- Culturally sensitive?
Cultural sensitivity requires solutions that respect local traditions, expectations of the healthcare system, beliefs about health and disease, and patterns of usage of available healthcare services.
Ignoring local health culture, such as traditional healers or medicines, may undermine efforts to introduce e-health initiatives. Or insufficient local resources may lead to abuse of modern medicines, such as using reduced doses of antibiotics which may lead to development of resistant strains capable of global spread. Solid experience and knowledge of cultural limitations must guide the design and implementation of e-health solutions.
- Technologically appropriate?
A ‘technologically appropriate’ application is one that uses the most benign technological solution that achieves the desired purpose within the confines of current social, cultural, environmental, and economic conditions of the setting in which it is to be applied, and which promotes self-sufficiency on the part of those using it in that setting.
Described in this fashion, a technologically appropriate solution would typically be simple to adopt and require fewer resources to operate and maintain (making it more likely to be sustainable and environmentally friendly). Appropriate technology is NOT inferior – indeed, the innovative challenge (scientific, social, and business) – is great.
To be ‘needs-based’ an e-health solution is identified because it responds to the greatest health need of a country (or sub-national region; or a healthcare facility), not because it is chosen by someone who perceives it to be necessary.
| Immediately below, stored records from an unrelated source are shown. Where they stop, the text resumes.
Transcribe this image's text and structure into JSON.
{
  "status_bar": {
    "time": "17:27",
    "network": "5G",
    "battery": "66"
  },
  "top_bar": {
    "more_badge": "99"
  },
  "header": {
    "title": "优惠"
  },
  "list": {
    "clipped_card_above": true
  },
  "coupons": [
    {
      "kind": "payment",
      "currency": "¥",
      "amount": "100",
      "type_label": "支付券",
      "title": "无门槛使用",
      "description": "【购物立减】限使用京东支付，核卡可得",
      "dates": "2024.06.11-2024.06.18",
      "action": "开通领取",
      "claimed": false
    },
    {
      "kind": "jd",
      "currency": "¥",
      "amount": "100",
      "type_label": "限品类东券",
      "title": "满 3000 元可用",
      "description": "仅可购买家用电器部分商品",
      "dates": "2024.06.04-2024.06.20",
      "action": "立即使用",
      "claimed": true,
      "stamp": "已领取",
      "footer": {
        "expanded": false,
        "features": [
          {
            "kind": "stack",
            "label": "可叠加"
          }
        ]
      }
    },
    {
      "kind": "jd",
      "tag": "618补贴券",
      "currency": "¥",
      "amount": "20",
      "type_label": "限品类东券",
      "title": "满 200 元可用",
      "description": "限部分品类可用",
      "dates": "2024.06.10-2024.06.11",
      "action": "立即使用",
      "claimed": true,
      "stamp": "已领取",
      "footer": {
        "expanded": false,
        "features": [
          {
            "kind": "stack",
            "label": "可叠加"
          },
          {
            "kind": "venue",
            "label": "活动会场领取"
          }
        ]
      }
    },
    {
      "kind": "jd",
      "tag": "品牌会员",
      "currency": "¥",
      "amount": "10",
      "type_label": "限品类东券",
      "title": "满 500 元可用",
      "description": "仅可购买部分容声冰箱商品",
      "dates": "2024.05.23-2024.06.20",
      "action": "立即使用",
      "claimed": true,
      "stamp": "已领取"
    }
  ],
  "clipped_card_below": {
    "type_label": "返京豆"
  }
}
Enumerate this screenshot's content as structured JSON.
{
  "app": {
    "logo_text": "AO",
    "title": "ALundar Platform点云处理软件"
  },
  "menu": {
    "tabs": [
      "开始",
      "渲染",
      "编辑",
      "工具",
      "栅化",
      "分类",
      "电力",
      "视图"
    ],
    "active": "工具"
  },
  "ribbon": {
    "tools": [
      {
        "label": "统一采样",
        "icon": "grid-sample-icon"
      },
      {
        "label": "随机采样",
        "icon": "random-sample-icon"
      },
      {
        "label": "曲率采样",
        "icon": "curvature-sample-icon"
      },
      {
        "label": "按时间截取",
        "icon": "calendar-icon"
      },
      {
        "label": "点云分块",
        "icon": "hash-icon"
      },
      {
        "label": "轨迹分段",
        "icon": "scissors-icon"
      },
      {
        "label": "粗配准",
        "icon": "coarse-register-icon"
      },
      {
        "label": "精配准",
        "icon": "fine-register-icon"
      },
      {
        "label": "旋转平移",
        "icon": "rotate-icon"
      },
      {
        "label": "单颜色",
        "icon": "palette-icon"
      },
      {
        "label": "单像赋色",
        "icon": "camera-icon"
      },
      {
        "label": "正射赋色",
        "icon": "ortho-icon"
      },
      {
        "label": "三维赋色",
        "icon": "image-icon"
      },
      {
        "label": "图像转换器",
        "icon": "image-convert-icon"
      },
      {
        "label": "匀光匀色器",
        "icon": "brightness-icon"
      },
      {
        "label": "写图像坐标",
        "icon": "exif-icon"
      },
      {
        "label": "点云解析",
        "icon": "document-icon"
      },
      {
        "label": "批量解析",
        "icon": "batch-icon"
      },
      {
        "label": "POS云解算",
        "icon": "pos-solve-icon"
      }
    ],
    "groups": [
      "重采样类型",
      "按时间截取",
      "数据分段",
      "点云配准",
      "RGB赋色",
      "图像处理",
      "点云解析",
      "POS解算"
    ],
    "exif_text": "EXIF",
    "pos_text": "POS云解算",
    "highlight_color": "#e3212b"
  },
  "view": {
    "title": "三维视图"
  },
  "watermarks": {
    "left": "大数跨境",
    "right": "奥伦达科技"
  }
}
For example, needs may be identified because they respond to the largest proportion of the population affected by a disease or the most costly health issue, but they must be demonstrated through evidence.